◆ Task details
Among the records below, find each line containing the word "Firewall" and copy it.

────────────────

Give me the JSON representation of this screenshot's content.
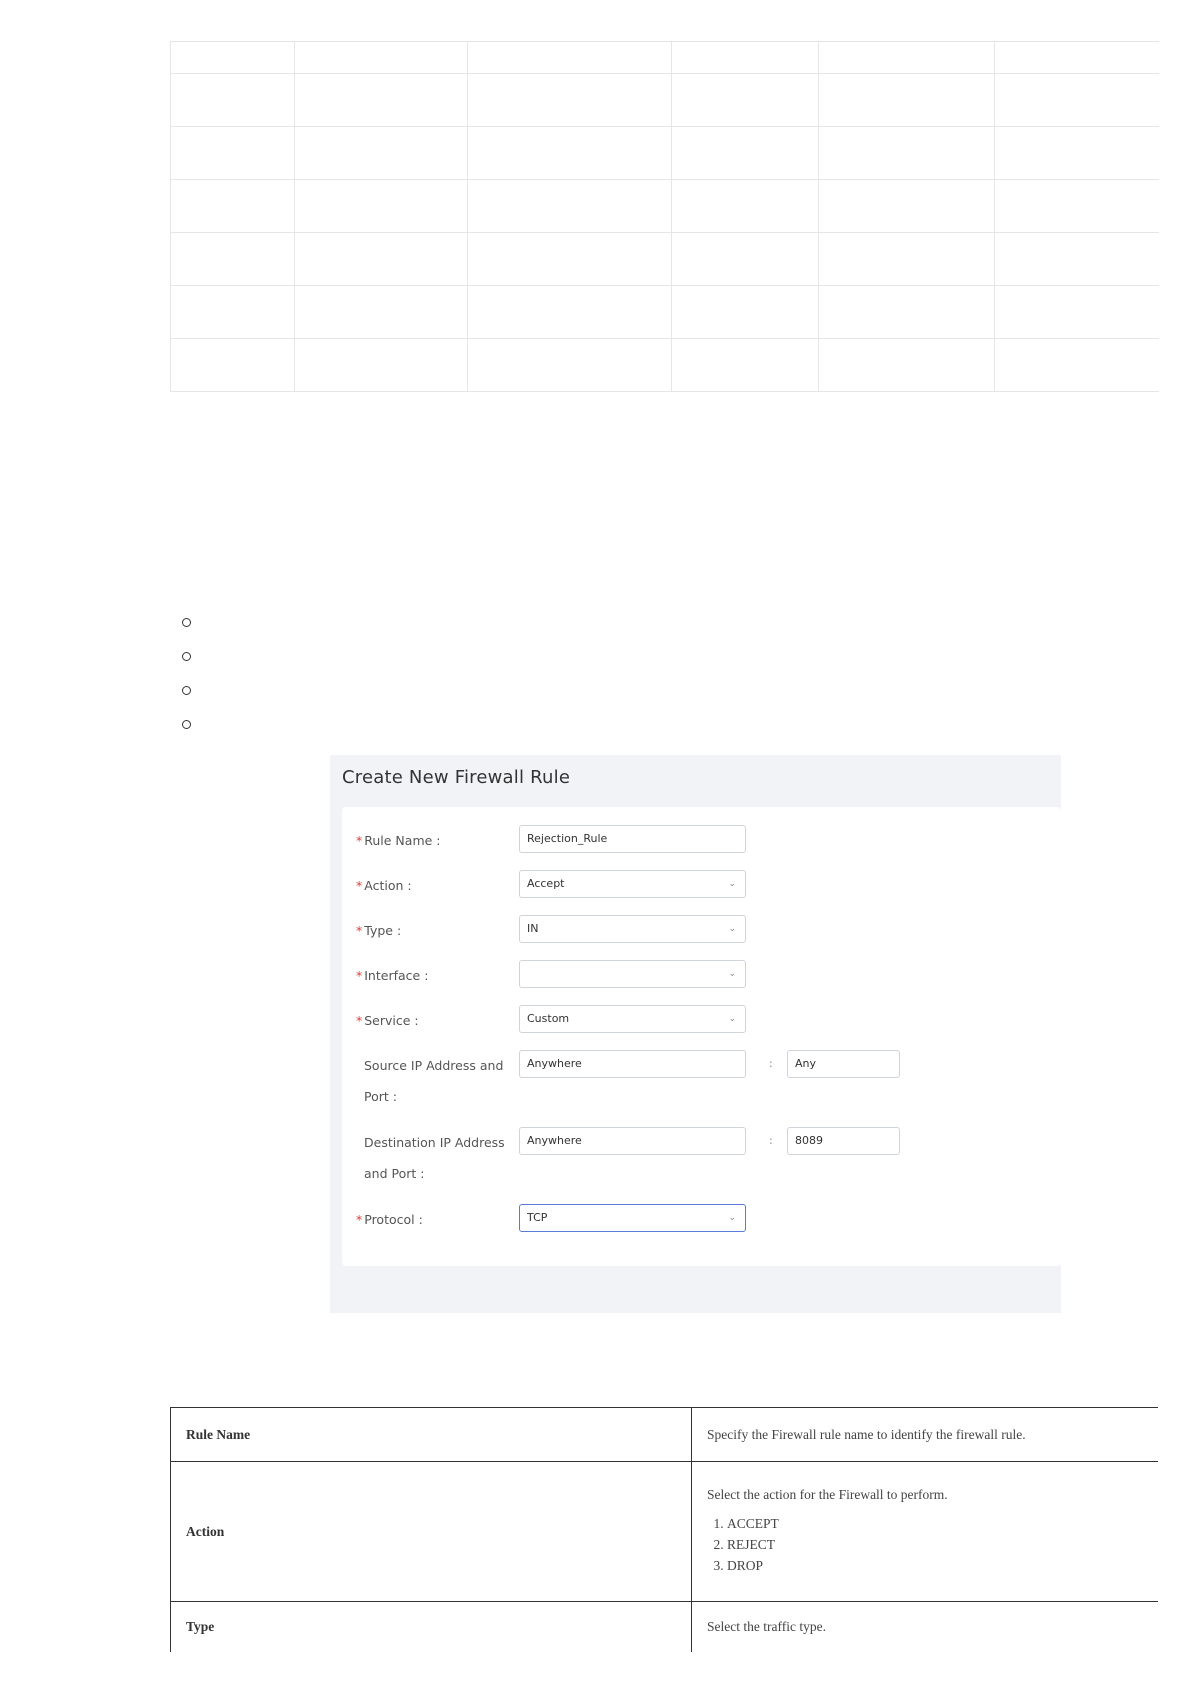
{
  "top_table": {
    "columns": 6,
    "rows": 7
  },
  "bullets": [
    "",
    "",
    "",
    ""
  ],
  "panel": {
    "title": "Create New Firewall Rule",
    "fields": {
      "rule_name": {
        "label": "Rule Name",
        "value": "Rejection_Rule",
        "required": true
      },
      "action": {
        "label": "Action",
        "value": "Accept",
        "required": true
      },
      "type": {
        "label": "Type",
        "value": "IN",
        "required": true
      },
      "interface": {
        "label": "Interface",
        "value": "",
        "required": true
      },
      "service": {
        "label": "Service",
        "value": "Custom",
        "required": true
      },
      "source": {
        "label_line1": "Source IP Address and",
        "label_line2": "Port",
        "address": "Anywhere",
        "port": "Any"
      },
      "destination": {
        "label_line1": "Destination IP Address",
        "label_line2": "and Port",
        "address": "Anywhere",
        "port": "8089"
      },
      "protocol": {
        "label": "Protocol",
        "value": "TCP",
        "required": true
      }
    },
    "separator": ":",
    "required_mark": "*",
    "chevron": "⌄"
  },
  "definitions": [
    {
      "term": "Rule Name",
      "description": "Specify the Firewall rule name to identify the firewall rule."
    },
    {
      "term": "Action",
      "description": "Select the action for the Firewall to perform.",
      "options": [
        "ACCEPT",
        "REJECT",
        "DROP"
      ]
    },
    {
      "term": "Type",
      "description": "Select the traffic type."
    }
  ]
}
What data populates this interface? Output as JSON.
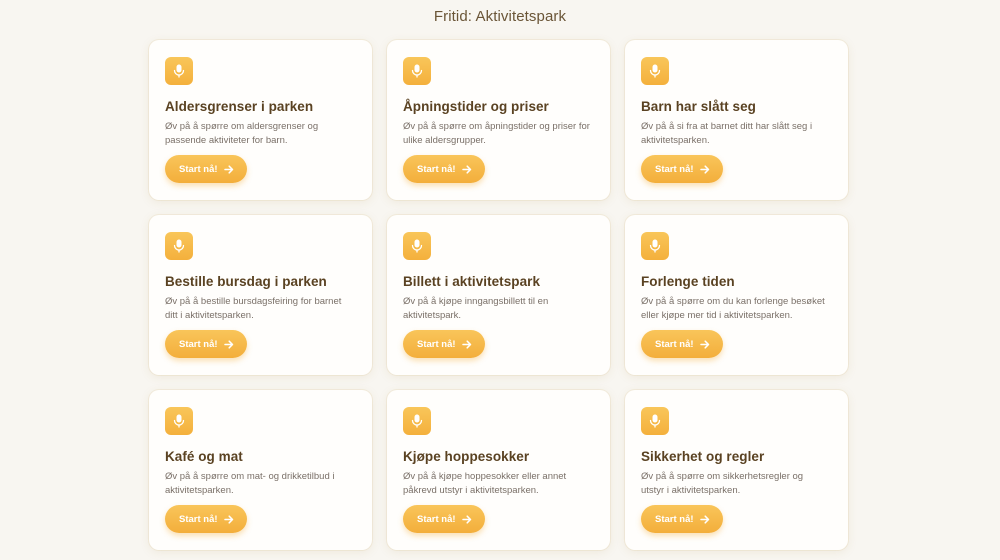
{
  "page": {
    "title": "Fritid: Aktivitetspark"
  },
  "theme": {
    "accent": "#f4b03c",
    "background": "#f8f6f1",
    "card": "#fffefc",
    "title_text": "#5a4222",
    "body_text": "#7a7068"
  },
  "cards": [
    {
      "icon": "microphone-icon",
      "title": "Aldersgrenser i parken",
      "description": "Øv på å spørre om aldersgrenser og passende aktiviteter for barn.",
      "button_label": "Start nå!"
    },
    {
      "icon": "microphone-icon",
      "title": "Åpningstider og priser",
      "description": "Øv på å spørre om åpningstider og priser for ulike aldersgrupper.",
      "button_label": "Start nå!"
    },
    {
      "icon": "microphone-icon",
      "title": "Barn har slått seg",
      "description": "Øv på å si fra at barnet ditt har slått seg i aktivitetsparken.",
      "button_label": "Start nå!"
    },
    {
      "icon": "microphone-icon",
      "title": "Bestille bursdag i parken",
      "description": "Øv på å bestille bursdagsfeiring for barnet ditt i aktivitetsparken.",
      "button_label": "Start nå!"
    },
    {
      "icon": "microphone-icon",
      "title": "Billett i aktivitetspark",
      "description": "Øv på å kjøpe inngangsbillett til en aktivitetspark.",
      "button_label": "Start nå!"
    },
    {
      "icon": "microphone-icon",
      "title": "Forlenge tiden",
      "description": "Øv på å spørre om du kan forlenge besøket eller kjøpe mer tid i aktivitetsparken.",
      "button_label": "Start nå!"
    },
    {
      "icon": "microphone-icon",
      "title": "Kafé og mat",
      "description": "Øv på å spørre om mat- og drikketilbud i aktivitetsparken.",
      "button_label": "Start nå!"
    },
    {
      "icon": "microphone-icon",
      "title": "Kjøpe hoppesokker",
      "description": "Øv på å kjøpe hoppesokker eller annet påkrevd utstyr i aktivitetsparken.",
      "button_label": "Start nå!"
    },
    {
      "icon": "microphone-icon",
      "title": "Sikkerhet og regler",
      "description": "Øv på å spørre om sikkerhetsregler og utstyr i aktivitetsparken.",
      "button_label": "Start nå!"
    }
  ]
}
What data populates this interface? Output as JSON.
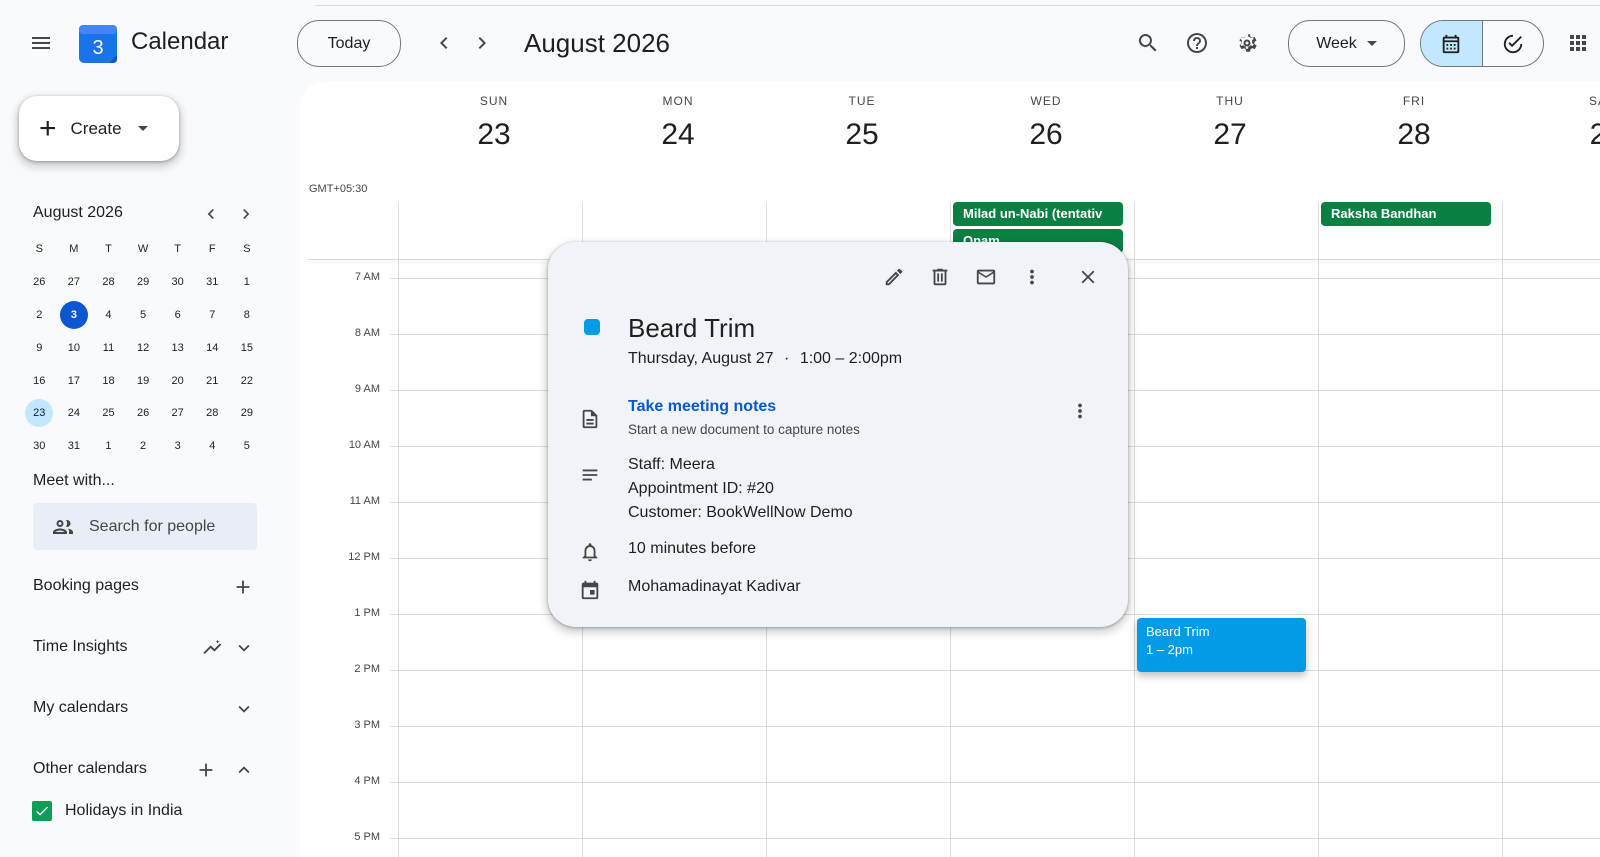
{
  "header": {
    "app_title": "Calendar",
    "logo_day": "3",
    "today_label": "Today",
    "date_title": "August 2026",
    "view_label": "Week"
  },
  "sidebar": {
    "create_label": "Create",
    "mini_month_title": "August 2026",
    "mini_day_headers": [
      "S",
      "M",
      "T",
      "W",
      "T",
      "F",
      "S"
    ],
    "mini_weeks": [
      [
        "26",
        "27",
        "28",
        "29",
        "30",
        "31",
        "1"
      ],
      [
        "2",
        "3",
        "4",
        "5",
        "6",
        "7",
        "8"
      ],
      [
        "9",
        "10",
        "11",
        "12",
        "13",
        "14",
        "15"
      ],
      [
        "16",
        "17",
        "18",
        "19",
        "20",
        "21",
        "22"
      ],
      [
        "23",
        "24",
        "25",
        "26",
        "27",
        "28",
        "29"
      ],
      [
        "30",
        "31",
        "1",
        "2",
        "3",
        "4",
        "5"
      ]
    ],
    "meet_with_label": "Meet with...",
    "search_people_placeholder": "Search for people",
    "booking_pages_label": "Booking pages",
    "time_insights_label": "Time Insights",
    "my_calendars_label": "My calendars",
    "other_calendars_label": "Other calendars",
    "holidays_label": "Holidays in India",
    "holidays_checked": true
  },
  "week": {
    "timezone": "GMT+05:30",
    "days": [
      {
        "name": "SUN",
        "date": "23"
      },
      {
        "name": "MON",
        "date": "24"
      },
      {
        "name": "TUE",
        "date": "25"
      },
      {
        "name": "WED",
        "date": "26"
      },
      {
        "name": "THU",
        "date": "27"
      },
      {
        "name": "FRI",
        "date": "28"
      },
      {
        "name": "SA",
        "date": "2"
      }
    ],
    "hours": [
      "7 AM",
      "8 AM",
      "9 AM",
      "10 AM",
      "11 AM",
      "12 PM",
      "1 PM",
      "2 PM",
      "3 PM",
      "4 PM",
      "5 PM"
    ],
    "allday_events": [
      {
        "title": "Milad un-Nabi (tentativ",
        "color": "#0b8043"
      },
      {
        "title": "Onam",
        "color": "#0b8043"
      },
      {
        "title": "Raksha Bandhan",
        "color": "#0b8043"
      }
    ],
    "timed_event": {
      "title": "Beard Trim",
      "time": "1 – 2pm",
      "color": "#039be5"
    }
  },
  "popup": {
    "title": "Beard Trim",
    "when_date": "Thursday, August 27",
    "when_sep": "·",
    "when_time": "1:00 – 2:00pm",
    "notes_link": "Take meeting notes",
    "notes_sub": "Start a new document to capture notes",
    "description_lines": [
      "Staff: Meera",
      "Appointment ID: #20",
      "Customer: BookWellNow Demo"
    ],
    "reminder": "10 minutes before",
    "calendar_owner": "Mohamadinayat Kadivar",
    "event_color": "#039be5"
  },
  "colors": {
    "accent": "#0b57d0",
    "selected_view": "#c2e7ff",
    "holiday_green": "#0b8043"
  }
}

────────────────

◆ Result
    "title": "Create New Firewall Rule",
      "description": "Specify the Firewall rule name to identify the firewall rule."
      "description": "Select the action for the Firewall to perform.",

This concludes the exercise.